I used to think simplicity was boring, like it was just the beginning stages of a painting. A bare canvas waiting to be doused in colour. Simplicity is monochrome in a world of splashing colours. It is empty, lacking substance. I only thought that because I never imagined simplicity could come from sophistication. I thought simplicity was plain, unadorned, that blank spaces didn’t belong on a canvas. But that’s not true. Simplicity is focused, calm where overthinking is excessive or scattered. If simplicity is monochrome, then overthinking is like mixing colours : you keep adding touches and dashes of this and that shade, and in the end all you’re left with is a pool of muddled black. Simplicity knows what it is and what is out there and still chooses to be itself.
I’ve learned to do the same. I’m still learning, still struggling to keep it simple and keep it real. At first, overthinking feels almost intelligent, like : “Oh, look at me, my thoughts have thoughts.”.
It feels right because you are weighing in all your options, learning as much as you can about them, double, triple-checking…At one point though, you just turn into a hoarder. You stockpile thoughts and hide behind them like a dragon sleeping under a mountain of gold coins.
Your thoughts have thoughts. Cool, but is any one of them doing anything for you? Or do they all just look pretty in your head ? Simplicity in thought is having a thousand choices and going through the effort of keeping only the right one. Or, at the very least, the one or two that feel the most right of them all.
With some of the debris cleaned up, my journey inward can now be resumed, its paths unclogged, unobstructed. I can begin again to uncover all the wonderful things that give meaning to life, for me.
And again, it’s the simple, not always quiet things. It’s music by people whose artistry I adore. Loud laughter. Fearing nothing but fear itself.
Note : This is an entry for NaNoWriMo Day 2. Also, I realise some parts of this may sound harsh, but I’m mostly talking to myself when I write down things like these, so…
“See, not all thoughts are flowers, not all thoughts bloom. Some thoughts grow tough and gnarly— they are bad ideas, self-destructive seeds that some other voice planted in your brain. “
Not all thoughts are good, I’ve been thinking.
Thoughts may just be like a horse’s hooves, if you don’t trim them, they hurt. If you leave them be, they grow so much that every step is pain until, eventually, all movement stops.

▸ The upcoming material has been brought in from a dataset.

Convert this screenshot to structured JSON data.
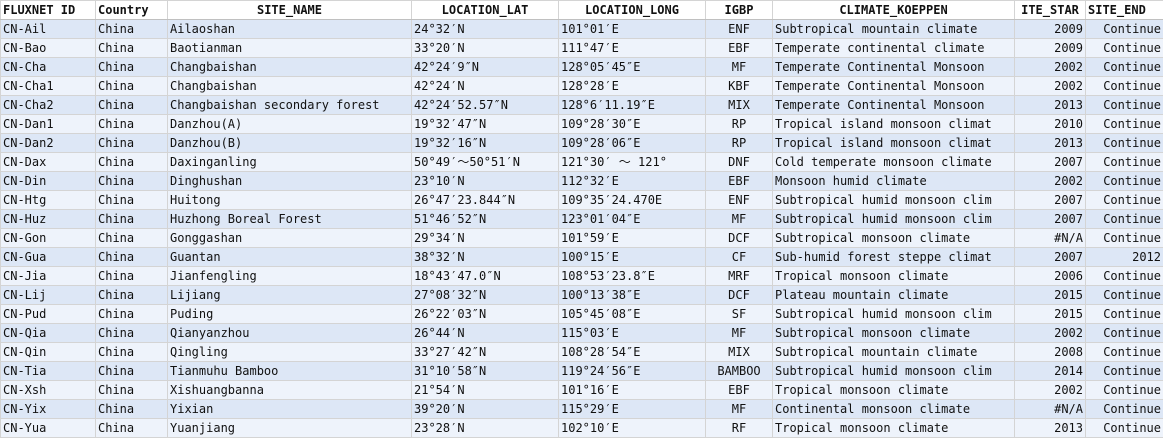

It’s important to look after your thoughts, to groom them as they grow. Some people may say that you are cutting off a part of yourself, but that’s not true. Sometimes, being yourself requires upkeep. See, not all thoughts are flowers, not all thoughts bloom. Some thoughts grow tough and gnarly— they are bad ideas, self-destructive seeds that some other voice planted in your brain. These kinds of thoughts are toxic and demand constant attention. I don’t know if you’ve ever seen it, but if there are many saplings in a single patch of land, then they will all fight to reach the sun. The tougher ones will close in on the tenderer sprouts, suffocating them and burying them alive while they drink up the sun and thrive and thrive and thrive. The same happens to thoughts. So they must be pruned and sheared so that the softer, vulnerable thoughts have a chance to grow.

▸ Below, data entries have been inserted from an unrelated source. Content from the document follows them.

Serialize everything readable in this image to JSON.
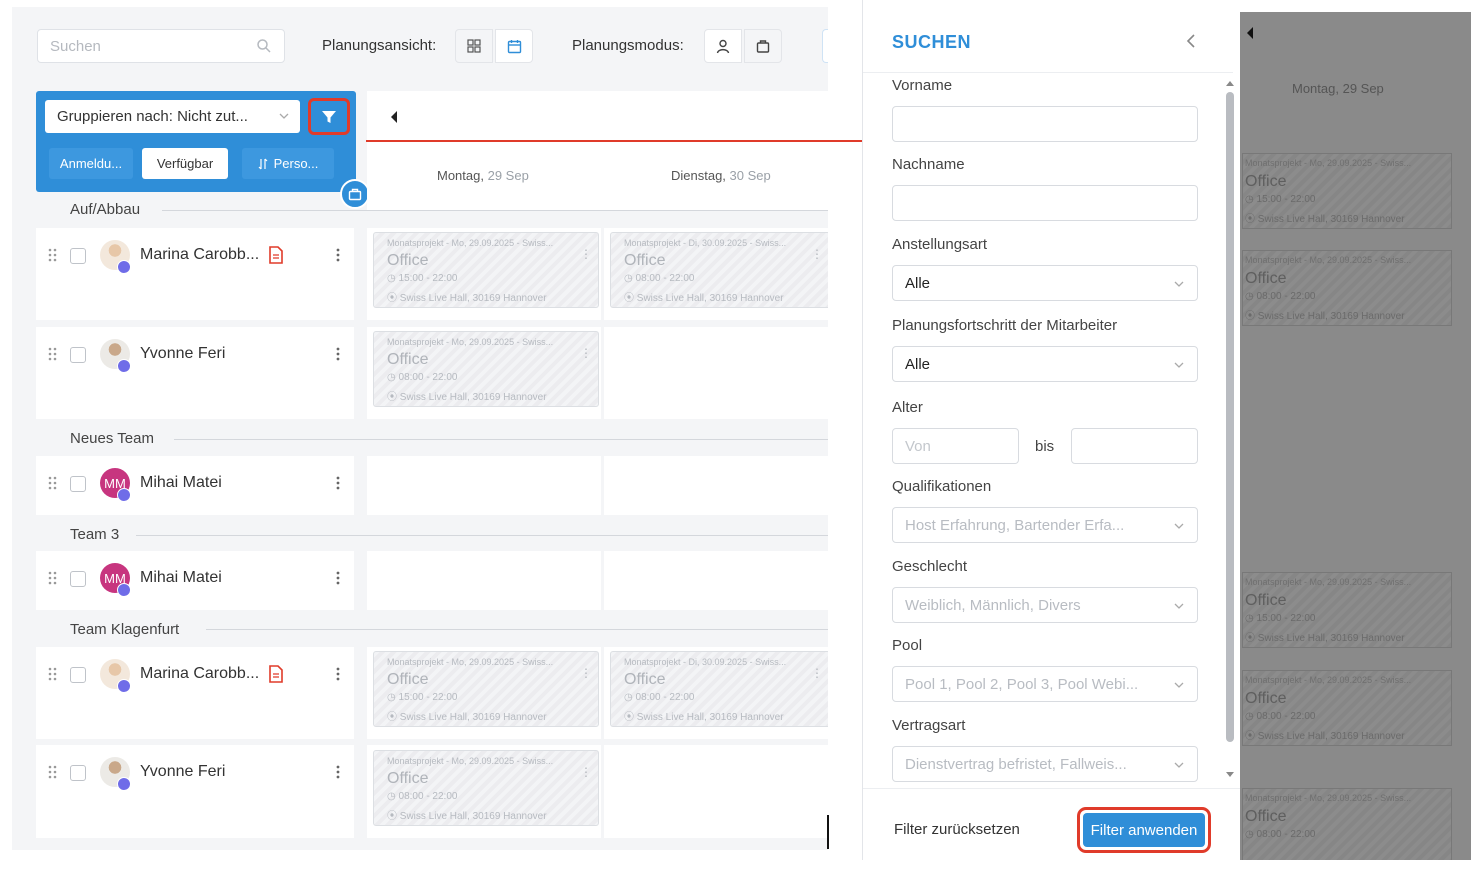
{
  "toolbar": {
    "search_placeholder": "Suchen",
    "view_label": "Planungsansicht:",
    "mode_label": "Planungsmodus:"
  },
  "grouping": {
    "group_by_label": "Gruppieren nach: Nicht zut...",
    "tabs": [
      "Anmeldu...",
      "Verfügbar",
      "Perso..."
    ]
  },
  "calendar": {
    "days": [
      {
        "day": "Montag,",
        "date": "29 Sep"
      },
      {
        "day": "Dienstag,",
        "date": "30 Sep"
      }
    ]
  },
  "sections": [
    "Auf/Abbau",
    "Neues Team",
    "Team 3",
    "Team Klagenfurt"
  ],
  "employees": [
    {
      "name": "Marina Carobb...",
      "initials": ""
    },
    {
      "name": "Yvonne Feri",
      "initials": ""
    },
    {
      "name": "Mihai Matei",
      "initials": "MM"
    },
    {
      "name": "Mihai Matei",
      "initials": "MM"
    },
    {
      "name": "Marina Carobb...",
      "initials": ""
    },
    {
      "name": "Yvonne Feri",
      "initials": ""
    }
  ],
  "shifts": {
    "mon_early": {
      "header": "Monatsprojekt - Mo, 29.09.2025 - Swiss...",
      "role": "Office",
      "time": "15:00 - 22:00",
      "location": "Swiss Live Hall, 30169 Hannover"
    },
    "tue": {
      "header": "Monatsprojekt - Di, 30.09.2025 - Swiss...",
      "role": "Office",
      "time": "08:00 - 22:00",
      "location": "Swiss Live Hall, 30169 Hannover"
    },
    "mon_late": {
      "header": "Monatsprojekt - Mo, 29.09.2025 - Swiss...",
      "role": "Office",
      "time": "08:00 - 22:00",
      "location": "Swiss Live Hall, 30169 Hannover"
    }
  },
  "panel": {
    "title": "SUCHEN",
    "fields": {
      "first_name": "Vorname",
      "last_name": "Nachname",
      "employment_type": "Anstellungsart",
      "employment_type_value": "Alle",
      "progress": "Planungsfortschritt der Mitarbeiter",
      "progress_value": "Alle",
      "age": "Alter",
      "age_from_placeholder": "Von",
      "age_to": "bis",
      "qualifications": "Qualifikationen",
      "qualifications_value": "Host Erfahrung, Bartender Erfa...",
      "gender": "Geschlecht",
      "gender_value": "Weiblich, Männlich, Divers",
      "pool": "Pool",
      "pool_value": "Pool 1, Pool 2, Pool 3, Pool Webi...",
      "contract": "Vertragsart",
      "contract_value": "Dienstvertrag befristet, Fallweis..."
    },
    "reset_label": "Filter zurücksetzen",
    "apply_label": "Filter anwenden"
  },
  "background": {
    "day_header": "Montag, 29 Sep"
  },
  "colors": {
    "accent": "#2f8ed8",
    "highlight": "#e03b2a",
    "avatar_mm": "#c7357f",
    "badge": "#6f6ce8"
  }
}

Weeds will always grow in any garden, whether that be in the one behind your house or the one you keep in your head. But you need only pluck them out and let these tender thoughts breathe again.